Exercise brief :: As the answer, give every line of the records that includes the word "content".
____
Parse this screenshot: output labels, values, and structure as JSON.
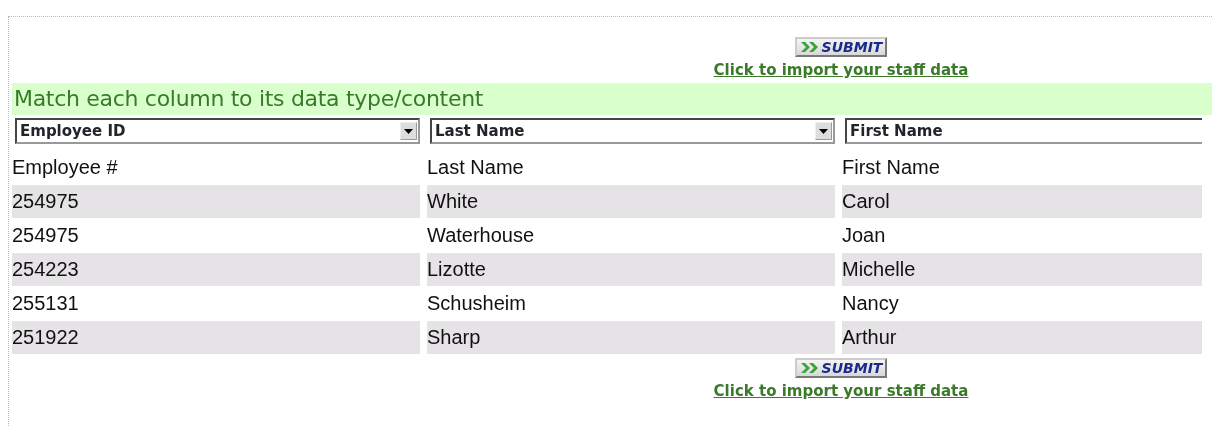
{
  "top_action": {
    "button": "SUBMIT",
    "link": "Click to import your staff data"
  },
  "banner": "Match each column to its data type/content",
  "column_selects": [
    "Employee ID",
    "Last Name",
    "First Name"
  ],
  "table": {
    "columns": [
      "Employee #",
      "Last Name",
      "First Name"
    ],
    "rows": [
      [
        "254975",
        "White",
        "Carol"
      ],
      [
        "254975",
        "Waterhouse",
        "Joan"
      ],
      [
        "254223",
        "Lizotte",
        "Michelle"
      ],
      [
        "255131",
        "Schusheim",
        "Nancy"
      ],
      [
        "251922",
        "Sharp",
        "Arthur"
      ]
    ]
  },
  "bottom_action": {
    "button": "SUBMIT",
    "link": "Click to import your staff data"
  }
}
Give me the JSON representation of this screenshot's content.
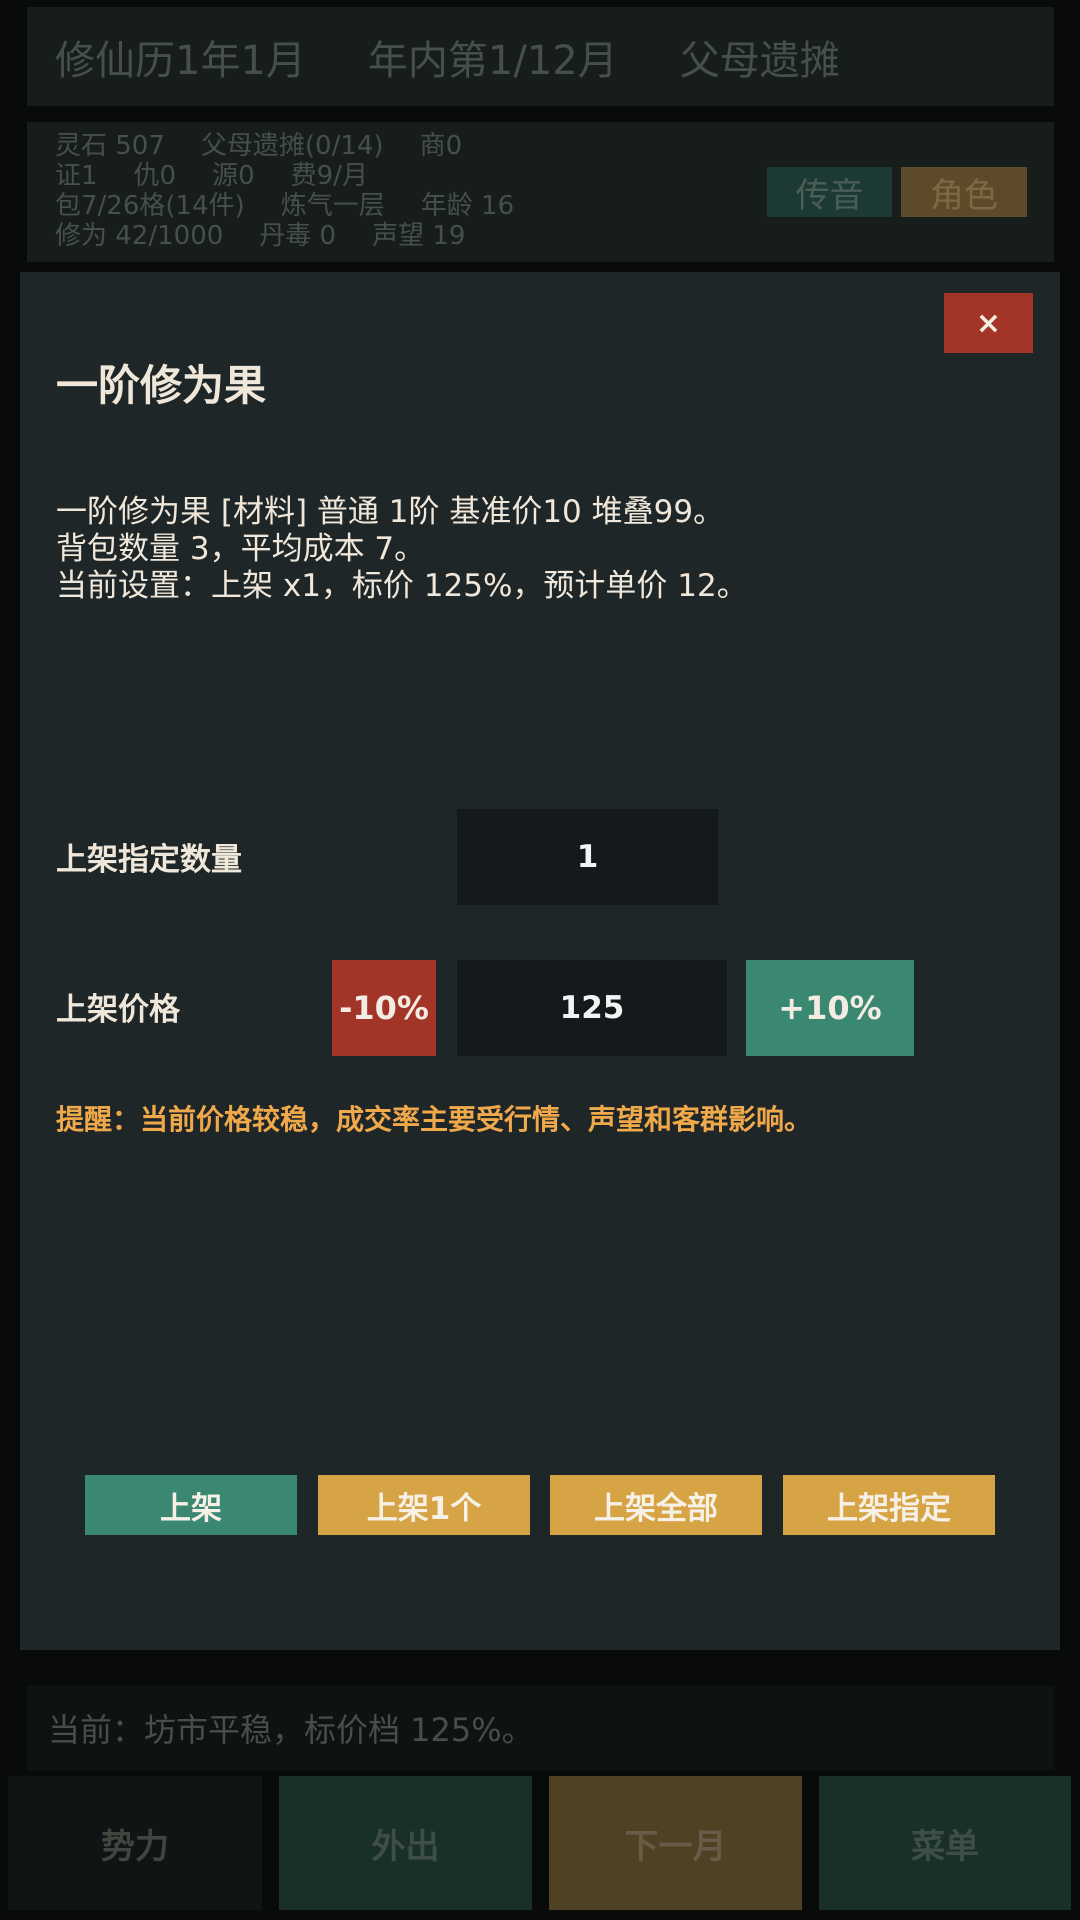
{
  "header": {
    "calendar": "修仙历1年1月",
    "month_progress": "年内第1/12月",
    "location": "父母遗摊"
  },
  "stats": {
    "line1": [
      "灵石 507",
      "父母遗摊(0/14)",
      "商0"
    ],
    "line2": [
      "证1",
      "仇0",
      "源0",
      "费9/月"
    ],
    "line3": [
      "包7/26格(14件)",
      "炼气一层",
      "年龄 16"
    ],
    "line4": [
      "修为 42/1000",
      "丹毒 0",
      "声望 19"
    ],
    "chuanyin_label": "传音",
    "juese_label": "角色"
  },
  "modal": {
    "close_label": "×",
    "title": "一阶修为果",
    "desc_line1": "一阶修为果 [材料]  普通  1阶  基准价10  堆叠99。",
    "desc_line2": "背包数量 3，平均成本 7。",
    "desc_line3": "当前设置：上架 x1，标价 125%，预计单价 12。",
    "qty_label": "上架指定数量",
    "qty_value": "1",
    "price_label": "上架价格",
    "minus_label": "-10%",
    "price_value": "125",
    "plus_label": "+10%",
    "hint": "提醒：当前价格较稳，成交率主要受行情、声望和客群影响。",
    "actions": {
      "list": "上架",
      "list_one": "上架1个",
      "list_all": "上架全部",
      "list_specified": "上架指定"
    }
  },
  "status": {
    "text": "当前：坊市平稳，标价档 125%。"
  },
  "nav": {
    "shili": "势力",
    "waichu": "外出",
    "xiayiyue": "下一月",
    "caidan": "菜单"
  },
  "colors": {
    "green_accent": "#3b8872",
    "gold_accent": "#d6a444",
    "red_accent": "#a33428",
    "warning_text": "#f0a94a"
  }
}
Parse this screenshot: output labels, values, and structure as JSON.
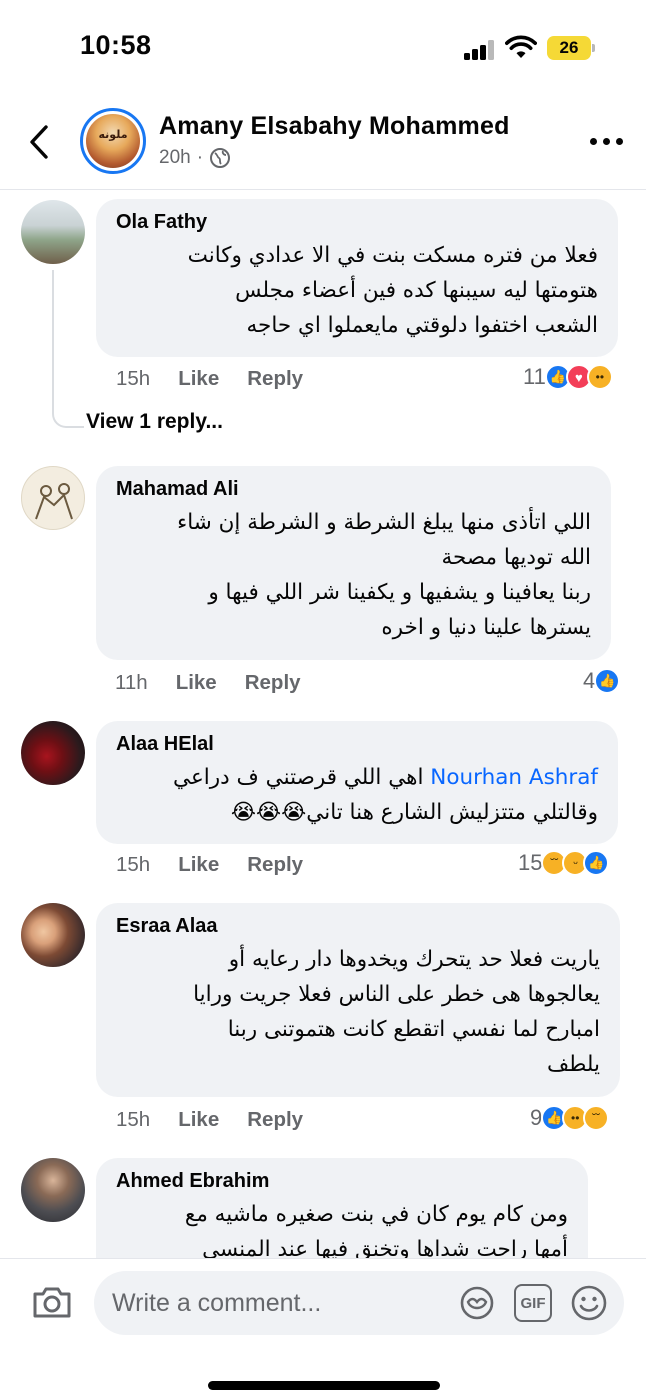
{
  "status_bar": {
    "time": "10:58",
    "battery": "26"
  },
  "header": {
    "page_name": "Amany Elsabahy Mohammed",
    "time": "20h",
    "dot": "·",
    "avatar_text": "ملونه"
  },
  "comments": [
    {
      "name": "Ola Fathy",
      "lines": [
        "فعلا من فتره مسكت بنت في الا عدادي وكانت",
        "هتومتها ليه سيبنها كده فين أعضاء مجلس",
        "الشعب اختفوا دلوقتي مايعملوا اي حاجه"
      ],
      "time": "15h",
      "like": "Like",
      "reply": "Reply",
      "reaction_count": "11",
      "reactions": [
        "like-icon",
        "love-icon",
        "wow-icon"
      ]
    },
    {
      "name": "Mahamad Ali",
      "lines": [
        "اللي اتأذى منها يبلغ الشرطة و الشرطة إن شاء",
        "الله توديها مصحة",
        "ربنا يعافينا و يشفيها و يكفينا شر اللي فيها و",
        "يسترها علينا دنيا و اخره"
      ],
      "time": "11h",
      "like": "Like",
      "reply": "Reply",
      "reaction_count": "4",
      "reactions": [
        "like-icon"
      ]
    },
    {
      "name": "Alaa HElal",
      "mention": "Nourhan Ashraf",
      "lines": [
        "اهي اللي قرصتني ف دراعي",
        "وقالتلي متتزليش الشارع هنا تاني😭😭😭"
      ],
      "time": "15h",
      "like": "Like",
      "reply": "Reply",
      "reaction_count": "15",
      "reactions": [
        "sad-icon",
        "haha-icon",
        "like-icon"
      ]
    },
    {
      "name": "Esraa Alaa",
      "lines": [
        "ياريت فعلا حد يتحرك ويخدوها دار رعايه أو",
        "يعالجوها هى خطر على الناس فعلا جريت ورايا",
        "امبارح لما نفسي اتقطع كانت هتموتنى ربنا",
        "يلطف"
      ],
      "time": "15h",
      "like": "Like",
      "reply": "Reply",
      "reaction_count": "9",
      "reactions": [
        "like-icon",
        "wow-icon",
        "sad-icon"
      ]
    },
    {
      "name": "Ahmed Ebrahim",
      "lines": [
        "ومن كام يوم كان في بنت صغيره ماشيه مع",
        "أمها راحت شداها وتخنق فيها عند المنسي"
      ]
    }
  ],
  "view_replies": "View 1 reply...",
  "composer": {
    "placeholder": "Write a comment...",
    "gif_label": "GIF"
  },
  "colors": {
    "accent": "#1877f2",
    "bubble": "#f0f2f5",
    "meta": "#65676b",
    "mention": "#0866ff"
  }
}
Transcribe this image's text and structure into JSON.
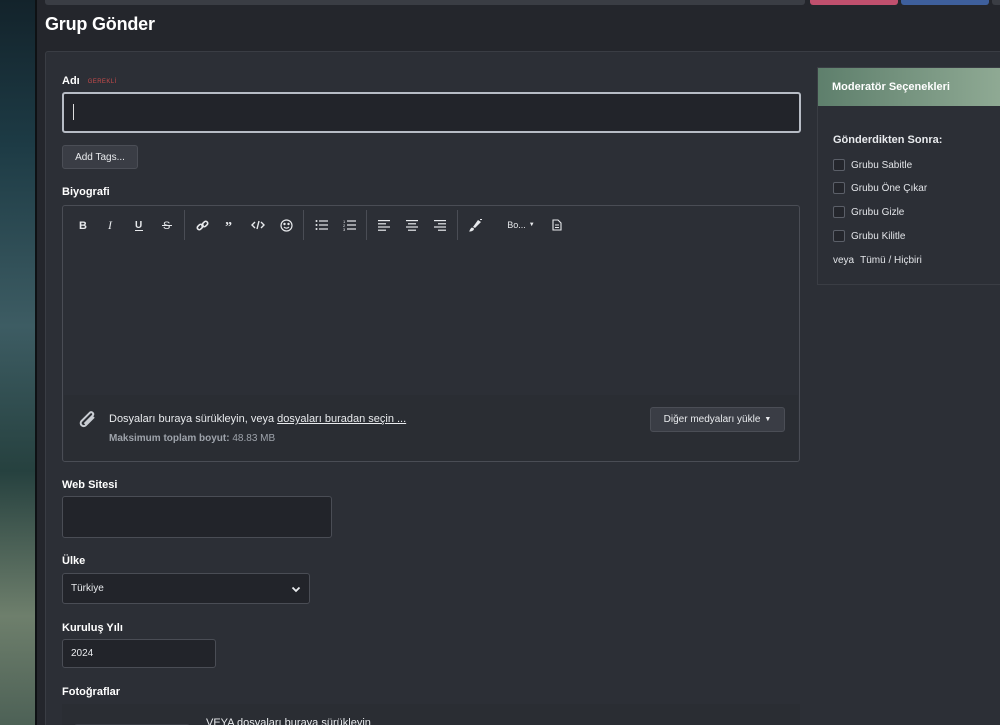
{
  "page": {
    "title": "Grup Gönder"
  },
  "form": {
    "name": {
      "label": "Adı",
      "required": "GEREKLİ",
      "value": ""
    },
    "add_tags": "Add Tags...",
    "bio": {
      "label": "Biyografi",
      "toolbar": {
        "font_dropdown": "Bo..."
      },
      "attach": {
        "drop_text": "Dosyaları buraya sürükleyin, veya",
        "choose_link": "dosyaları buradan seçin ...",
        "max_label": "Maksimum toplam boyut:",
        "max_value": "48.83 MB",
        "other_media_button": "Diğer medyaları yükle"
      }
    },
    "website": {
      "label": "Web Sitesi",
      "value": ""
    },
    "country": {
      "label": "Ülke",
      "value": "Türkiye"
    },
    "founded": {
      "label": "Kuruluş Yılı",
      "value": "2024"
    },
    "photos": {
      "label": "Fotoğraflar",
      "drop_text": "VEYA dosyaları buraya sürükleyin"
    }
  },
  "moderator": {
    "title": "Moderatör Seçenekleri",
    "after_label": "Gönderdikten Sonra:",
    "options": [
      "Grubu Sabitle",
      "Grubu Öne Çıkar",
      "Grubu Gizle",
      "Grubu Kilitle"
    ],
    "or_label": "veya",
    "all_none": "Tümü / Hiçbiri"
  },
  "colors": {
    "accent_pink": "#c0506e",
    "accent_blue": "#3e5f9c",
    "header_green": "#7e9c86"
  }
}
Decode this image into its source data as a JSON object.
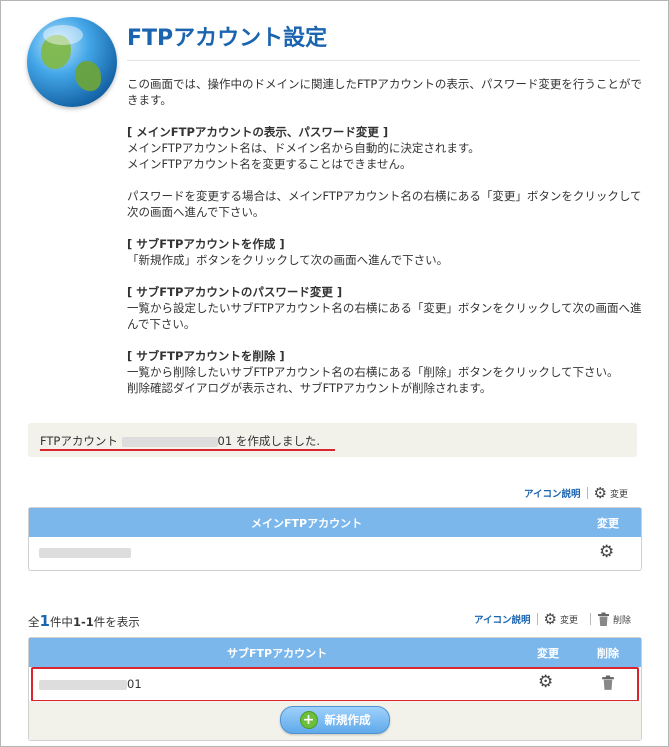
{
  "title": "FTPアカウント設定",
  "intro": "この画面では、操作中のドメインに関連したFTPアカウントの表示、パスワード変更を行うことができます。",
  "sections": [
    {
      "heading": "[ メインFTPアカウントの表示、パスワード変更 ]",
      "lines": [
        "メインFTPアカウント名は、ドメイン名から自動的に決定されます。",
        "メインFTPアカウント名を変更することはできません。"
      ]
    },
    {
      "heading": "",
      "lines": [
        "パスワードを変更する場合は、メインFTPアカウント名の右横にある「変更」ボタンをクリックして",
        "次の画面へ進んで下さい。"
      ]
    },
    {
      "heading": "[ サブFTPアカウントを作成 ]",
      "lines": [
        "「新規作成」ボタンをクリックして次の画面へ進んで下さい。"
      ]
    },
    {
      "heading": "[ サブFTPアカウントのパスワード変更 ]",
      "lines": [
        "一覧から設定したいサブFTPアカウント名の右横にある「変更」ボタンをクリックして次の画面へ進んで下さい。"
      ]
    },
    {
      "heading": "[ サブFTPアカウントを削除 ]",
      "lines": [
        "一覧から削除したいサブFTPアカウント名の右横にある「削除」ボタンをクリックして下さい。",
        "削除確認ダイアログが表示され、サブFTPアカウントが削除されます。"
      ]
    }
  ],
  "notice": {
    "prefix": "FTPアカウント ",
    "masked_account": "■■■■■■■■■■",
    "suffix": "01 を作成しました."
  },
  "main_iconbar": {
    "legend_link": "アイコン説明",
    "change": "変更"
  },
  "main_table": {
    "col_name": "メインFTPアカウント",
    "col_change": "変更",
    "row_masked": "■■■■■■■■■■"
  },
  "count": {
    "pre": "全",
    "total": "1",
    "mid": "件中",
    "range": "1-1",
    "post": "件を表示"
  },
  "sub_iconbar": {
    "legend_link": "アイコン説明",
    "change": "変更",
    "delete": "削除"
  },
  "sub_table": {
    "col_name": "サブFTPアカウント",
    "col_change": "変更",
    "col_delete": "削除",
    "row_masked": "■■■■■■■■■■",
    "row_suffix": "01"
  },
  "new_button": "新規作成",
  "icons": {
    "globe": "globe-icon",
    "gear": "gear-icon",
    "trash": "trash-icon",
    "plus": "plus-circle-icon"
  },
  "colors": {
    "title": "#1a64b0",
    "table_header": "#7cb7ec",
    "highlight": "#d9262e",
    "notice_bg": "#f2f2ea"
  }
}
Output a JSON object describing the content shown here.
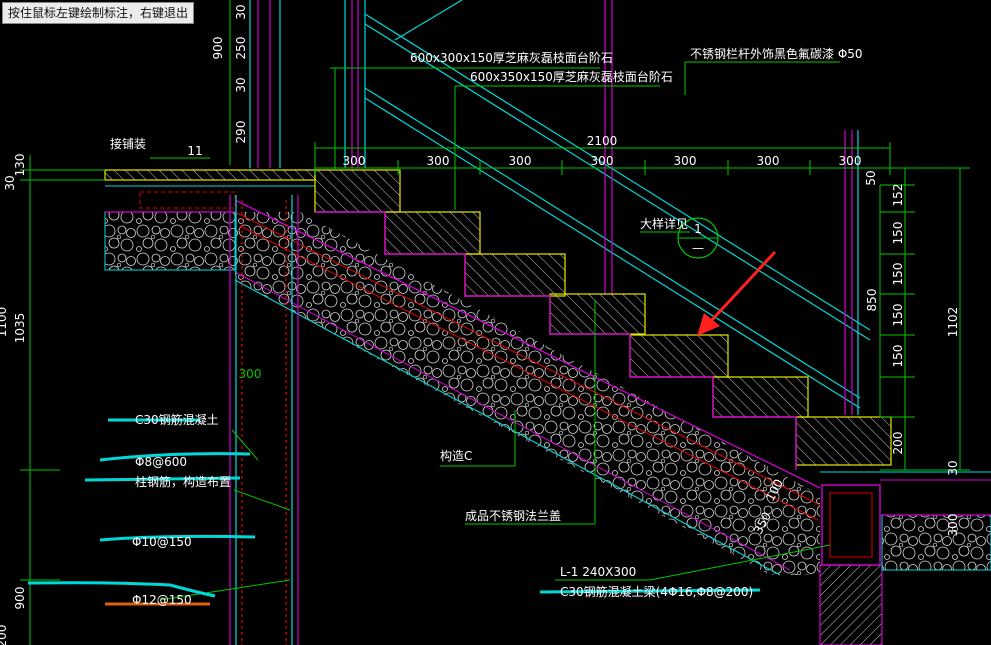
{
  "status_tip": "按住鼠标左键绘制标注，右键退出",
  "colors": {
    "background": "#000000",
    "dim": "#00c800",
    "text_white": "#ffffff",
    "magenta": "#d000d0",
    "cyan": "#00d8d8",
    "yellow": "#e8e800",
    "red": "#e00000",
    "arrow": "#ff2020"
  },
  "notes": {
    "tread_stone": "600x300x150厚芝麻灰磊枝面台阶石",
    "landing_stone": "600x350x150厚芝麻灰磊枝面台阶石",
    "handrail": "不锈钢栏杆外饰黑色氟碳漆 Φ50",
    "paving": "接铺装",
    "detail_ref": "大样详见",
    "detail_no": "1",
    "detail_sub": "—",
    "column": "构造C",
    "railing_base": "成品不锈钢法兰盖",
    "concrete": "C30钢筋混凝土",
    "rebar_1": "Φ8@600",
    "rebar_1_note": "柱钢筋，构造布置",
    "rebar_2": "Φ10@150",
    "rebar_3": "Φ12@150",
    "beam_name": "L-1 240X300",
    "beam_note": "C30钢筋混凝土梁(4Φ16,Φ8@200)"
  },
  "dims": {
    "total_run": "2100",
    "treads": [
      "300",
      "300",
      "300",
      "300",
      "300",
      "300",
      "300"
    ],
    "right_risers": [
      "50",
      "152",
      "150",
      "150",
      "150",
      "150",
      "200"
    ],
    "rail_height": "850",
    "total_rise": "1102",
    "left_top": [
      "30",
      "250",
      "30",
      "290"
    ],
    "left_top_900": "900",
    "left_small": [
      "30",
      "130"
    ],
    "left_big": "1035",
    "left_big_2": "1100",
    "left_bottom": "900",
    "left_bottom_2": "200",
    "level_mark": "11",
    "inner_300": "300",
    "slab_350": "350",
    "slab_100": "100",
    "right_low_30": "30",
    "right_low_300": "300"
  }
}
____
Answer to the problem ::
  "banner": "Match each column to its data type/content",
Give me the JSON representation of this screenshot's content.
Output a JSON object describing the content shown here.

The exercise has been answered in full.